WATCH: Police Chief Edward Flynn on casualties
Similar protests erupted Saturday night after an officer shot 23-year-old Sylville Smith in the chest and arm after pulling over his car for what authorities described as suspicious behavior.
Flynn told reporters Sunday that Smith ran several meters from his car before the officer, who is also black, fired his gun. The chief said Smith was armed with a gun and pointed it at the officer.
"It was in his hand. He was raising up with it," Flynn said.
Milwaukee Mayor Tom Barrett said that the officer was wearing a body camera during the altercation and that the video will be made public "at the appropriate time." Barrett said a still image from the video "demonstrates, without question, that he had a gun in his hand.
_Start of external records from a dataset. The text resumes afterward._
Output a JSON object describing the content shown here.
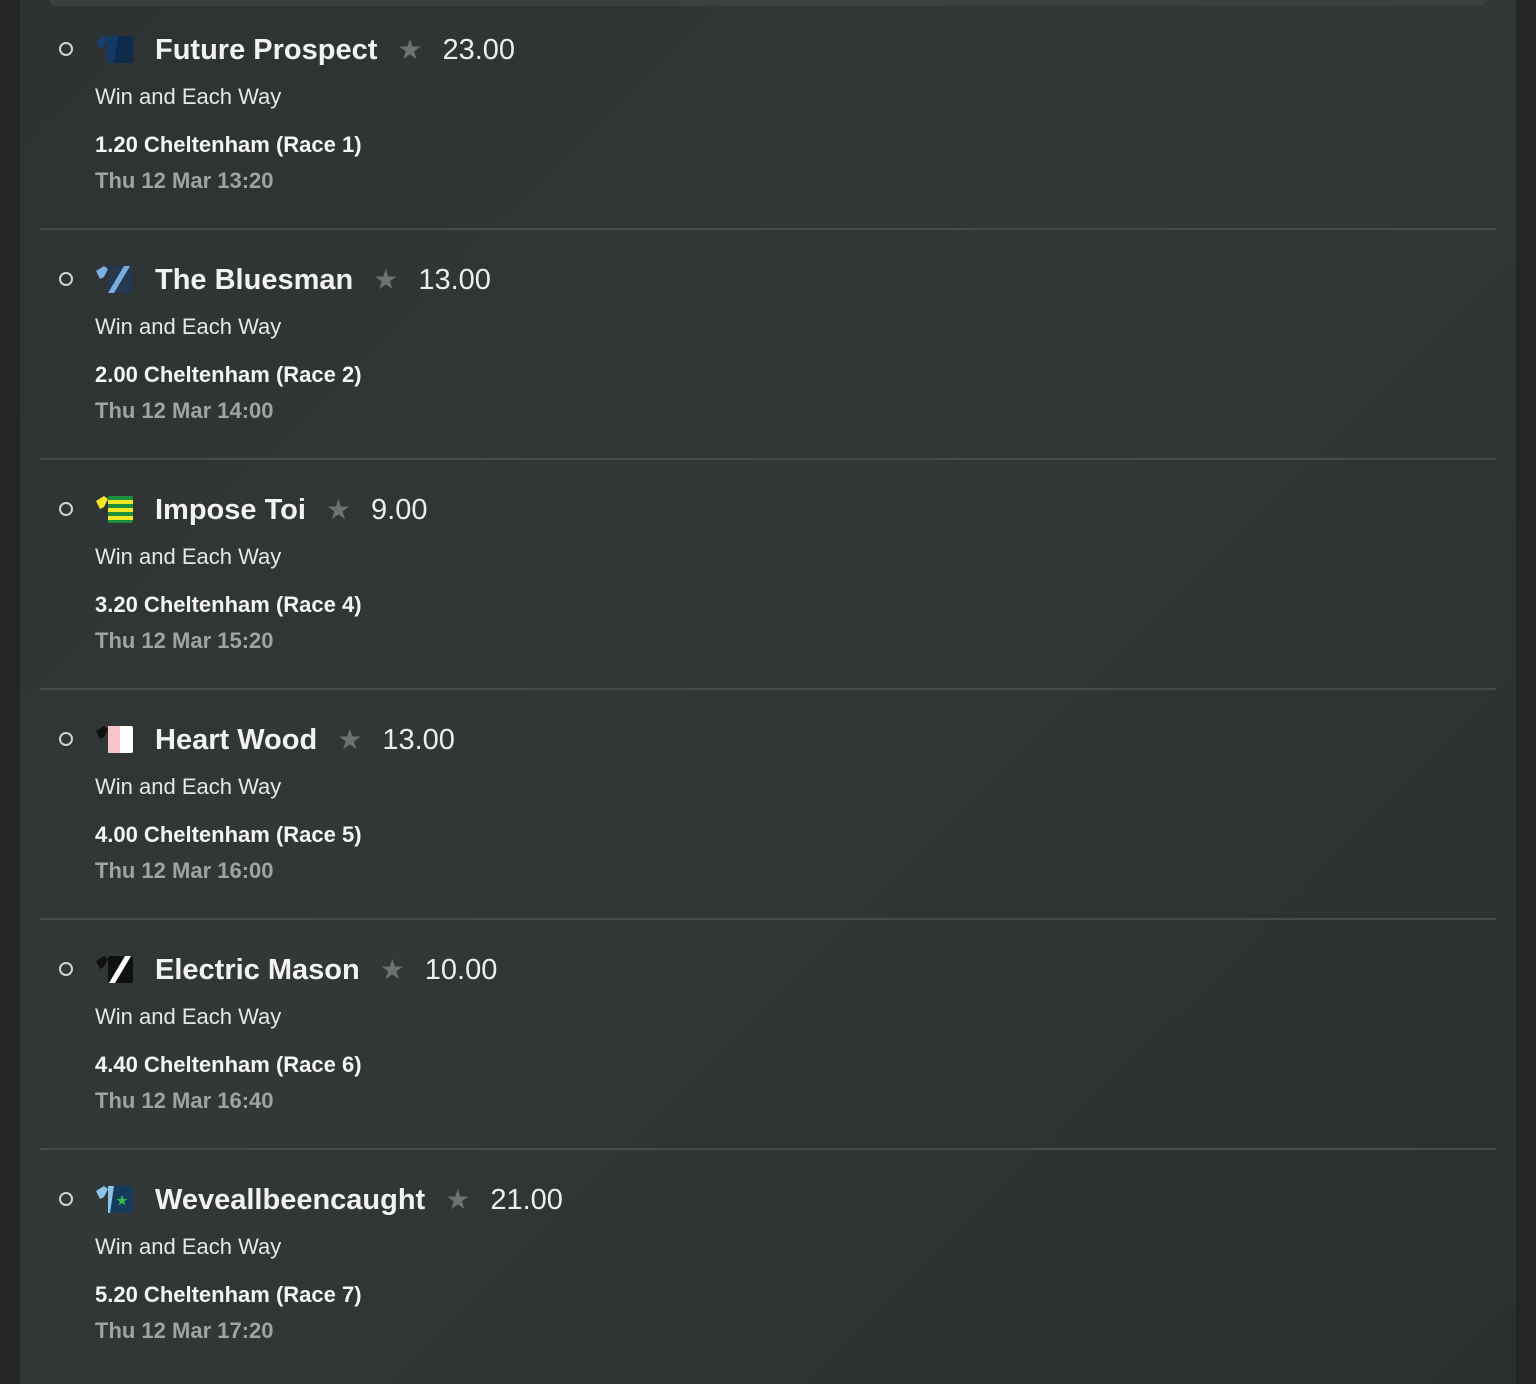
{
  "bets": [
    {
      "runner": "Future Prospect",
      "odds": "23.00",
      "market": "Win and Each Way",
      "race": "1.20 Cheltenham (Race 1)",
      "time": "Thu 12 Mar 13:20",
      "silk": {
        "icon": "silk-navy-icon",
        "colors": [
          "#0f2a4a",
          "#123a66"
        ]
      }
    },
    {
      "runner": "The Bluesman",
      "odds": "13.00",
      "market": "Win and Each Way",
      "race": "2.00 Cheltenham (Race 2)",
      "time": "Thu 12 Mar 14:00",
      "silk": {
        "icon": "silk-blue-sash-icon",
        "colors": [
          "#7aaee0",
          "#24384f"
        ]
      }
    },
    {
      "runner": "Impose Toi",
      "odds": "9.00",
      "market": "Win and Each Way",
      "race": "3.20 Cheltenham (Race 4)",
      "time": "Thu 12 Mar 15:20",
      "silk": {
        "icon": "silk-green-yellow-hoops-icon",
        "colors": [
          "#1c8f3a",
          "#f2e628"
        ]
      }
    },
    {
      "runner": "Heart Wood",
      "odds": "13.00",
      "market": "Win and Each Way",
      "race": "4.00 Cheltenham (Race 5)",
      "time": "Thu 12 Mar 16:00",
      "silk": {
        "icon": "silk-pink-white-icon",
        "colors": [
          "#f6c5c8",
          "#ffffff"
        ]
      }
    },
    {
      "runner": "Electric Mason",
      "odds": "10.00",
      "market": "Win and Each Way",
      "race": "4.40 Cheltenham (Race 6)",
      "time": "Thu 12 Mar 16:40",
      "silk": {
        "icon": "silk-black-white-sash-icon",
        "colors": [
          "#111111",
          "#ffffff"
        ]
      }
    },
    {
      "runner": "Weveallbeencaught",
      "odds": "21.00",
      "market": "Win and Each Way",
      "race": "5.20 Cheltenham (Race 7)",
      "time": "Thu 12 Mar 17:20",
      "silk": {
        "icon": "silk-lightblue-navy-star-icon",
        "colors": [
          "#8cc3e6",
          "#163a5a",
          "#2dbb4a"
        ]
      }
    }
  ]
}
And I want our community to know that."
Authorities respond near a burning gas station as dozens of people protest following the fatal shooting of a man in Milwaukee, Aug. 13, 2016.
Wisconsin Governor Scott Walker activated about 125 members of the state's National Guard and placed them on standby in case of further violence, but they were not called in to help Milwaukee police.
Smith's sister, Kimberly Neal, told The Associated Press the family wants prosecutors to file charges against the officer.
Milwaukee's police department was also the subject of protests in 2014 after an officer killed a mentally ill, unarmed black man. Last December, the U.S. Justice Department announced it was conducting a review of the department. The probe's listed objectives include assessing efforts to recruit officers representative of the Milwaukee community, use of force practices, and how officers are trained in conducting traffic stops.
Milwaukee is a city of about 600,000 people. Nearly 40 percent of them African-Americans, who are heavily concentrated on the north side.
Smith's shooting happened in the Sherman Park neighborhood, which is in north Milwaukee. Residents there say the city has been unresponsive to their needs.
Alderman Khalif Rainey, who represents Sherman Park, says Milwaukee's black residents are "tired of living under this oppression."
He said he does not condone violence, "but nobody can deny that there are racial problems here in Milwaukee, Wisconsin, that have to be rectified.''